■ **Stored dataset items**
= Beginning of Section =
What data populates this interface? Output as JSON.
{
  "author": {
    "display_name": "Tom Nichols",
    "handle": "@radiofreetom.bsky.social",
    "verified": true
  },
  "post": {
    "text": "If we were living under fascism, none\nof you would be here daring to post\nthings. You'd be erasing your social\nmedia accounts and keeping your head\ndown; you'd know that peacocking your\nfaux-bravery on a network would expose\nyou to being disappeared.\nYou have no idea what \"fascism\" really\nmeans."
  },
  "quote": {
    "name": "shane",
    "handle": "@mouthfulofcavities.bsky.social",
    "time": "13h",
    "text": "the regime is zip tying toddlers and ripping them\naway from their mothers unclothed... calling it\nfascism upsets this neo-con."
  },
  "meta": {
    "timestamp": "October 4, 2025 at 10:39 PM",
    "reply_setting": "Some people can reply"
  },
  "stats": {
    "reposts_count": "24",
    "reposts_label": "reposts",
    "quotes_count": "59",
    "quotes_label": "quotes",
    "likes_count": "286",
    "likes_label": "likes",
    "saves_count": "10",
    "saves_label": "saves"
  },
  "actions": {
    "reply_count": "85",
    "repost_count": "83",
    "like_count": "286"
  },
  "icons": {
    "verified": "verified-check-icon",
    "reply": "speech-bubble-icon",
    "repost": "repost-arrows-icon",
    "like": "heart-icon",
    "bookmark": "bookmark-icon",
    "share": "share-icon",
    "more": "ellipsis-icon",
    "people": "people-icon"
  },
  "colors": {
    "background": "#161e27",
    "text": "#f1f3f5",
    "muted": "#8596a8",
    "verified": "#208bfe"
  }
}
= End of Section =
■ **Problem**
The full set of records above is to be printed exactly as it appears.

■ **Expected answer**
What data populates this interface? Output as JSON.
{
  "author": {
    "display_name": "Tom Nichols",
    "handle": "@radiofreetom.bsky.social",
    "verified": true
  },
  "post": {
    "text": "If we were living under fascism, none\nof you would be here daring to post\nthings. You'd be erasing your social\nmedia accounts and keeping your head\ndown; you'd know that peacocking your\nfaux-bravery on a network would expose\nyou to being disappeared.\nYou have no idea what \"fascism\" really\nmeans."
  },
  "quote": {
    "name": "shane",
    "handle": "@mouthfulofcavities.bsky.social",
    "time": "13h",
    "text": "the regime is zip tying toddlers and ripping them\naway from their mothers unclothed... calling it\nfascism upsets this neo-con."
  },
  "meta": {
    "timestamp": "October 4, 2025 at 10:39 PM",
    "reply_setting": "Some people can reply"
  },
  "stats": {
    "reposts_count": "24",
    "reposts_label": "reposts",
    "quotes_count": "59",
    "quotes_label": "quotes",
    "likes_count": "286",
    "likes_label": "likes",
    "saves_count": "10",
    "saves_label": "saves"
  },
  "actions": {
    "reply_count": "85",
    "repost_count": "83",
    "like_count": "286"
  },
  "icons": {
    "verified": "verified-check-icon",
    "reply": "speech-bubble-icon",
    "repost": "repost-arrows-icon",
    "like": "heart-icon",
    "bookmark": "bookmark-icon",
    "share": "share-icon",
    "more": "ellipsis-icon",
    "people": "people-icon"
  },
  "colors": {
    "background": "#161e27",
    "text": "#f1f3f5",
    "muted": "#8596a8",
    "verified": "#208bfe"
  }
}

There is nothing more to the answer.